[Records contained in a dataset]
* * * *
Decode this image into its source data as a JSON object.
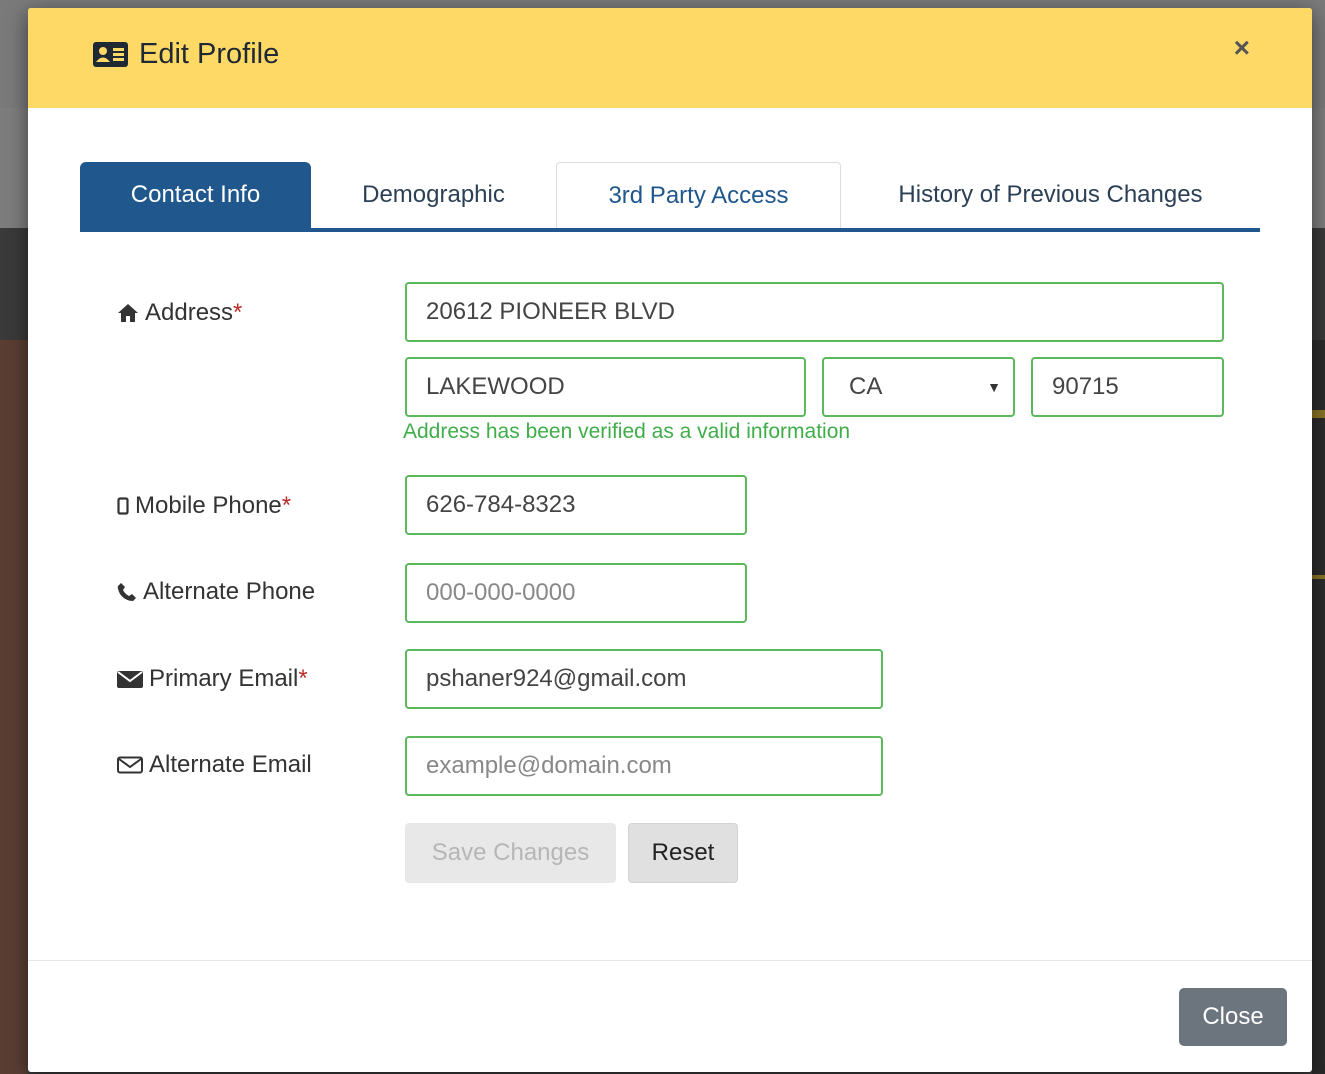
{
  "modal": {
    "title": "Edit Profile",
    "close_glyph": "×",
    "title_icon": "id-card-icon"
  },
  "tabs": [
    {
      "label": "Contact Info",
      "active": true
    },
    {
      "label": "Demographic",
      "active": false
    },
    {
      "label": "3rd Party Access",
      "active": false
    },
    {
      "label": "History of Previous Changes",
      "active": false
    }
  ],
  "form": {
    "address_label": "Address",
    "address_line": "20612 PIONEER BLVD",
    "city": "LAKEWOOD",
    "state": "CA",
    "zip": "90715",
    "address_help": "Address has been verified as a valid information",
    "mobile_label": "Mobile Phone",
    "mobile_value": "626-784-8323",
    "alt_phone_label": "Alternate Phone",
    "alt_phone_placeholder": "000-000-0000",
    "primary_email_label": "Primary Email",
    "primary_email_value": "pshaner924@gmail.com",
    "alt_email_label": "Alternate Email",
    "alt_email_placeholder": "example@domain.com",
    "required_mark": "*"
  },
  "buttons": {
    "save": "Save Changes",
    "reset": "Reset",
    "close": "Close"
  },
  "colors": {
    "header_bg": "#ffd966",
    "tab_active": "#20578d",
    "field_border": "#5cb85c",
    "help_text": "#3fae49",
    "required": "#b92c28"
  }
}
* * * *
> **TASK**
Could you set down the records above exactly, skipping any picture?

> **EXPECTED ANSWER**
Decode this image into its source data as a JSON object.
{
  "modal": {
    "title": "Edit Profile",
    "close_glyph": "×",
    "title_icon": "id-card-icon"
  },
  "tabs": [
    {
      "label": "Contact Info",
      "active": true
    },
    {
      "label": "Demographic",
      "active": false
    },
    {
      "label": "3rd Party Access",
      "active": false
    },
    {
      "label": "History of Previous Changes",
      "active": false
    }
  ],
  "form": {
    "address_label": "Address",
    "address_line": "20612 PIONEER BLVD",
    "city": "LAKEWOOD",
    "state": "CA",
    "zip": "90715",
    "address_help": "Address has been verified as a valid information",
    "mobile_label": "Mobile Phone",
    "mobile_value": "626-784-8323",
    "alt_phone_label": "Alternate Phone",
    "alt_phone_placeholder": "000-000-0000",
    "primary_email_label": "Primary Email",
    "primary_email_value": "pshaner924@gmail.com",
    "alt_email_label": "Alternate Email",
    "alt_email_placeholder": "example@domain.com",
    "required_mark": "*"
  },
  "buttons": {
    "save": "Save Changes",
    "reset": "Reset",
    "close": "Close"
  },
  "colors": {
    "header_bg": "#ffd966",
    "tab_active": "#20578d",
    "field_border": "#5cb85c",
    "help_text": "#3fae49",
    "required": "#b92c28"
  }
}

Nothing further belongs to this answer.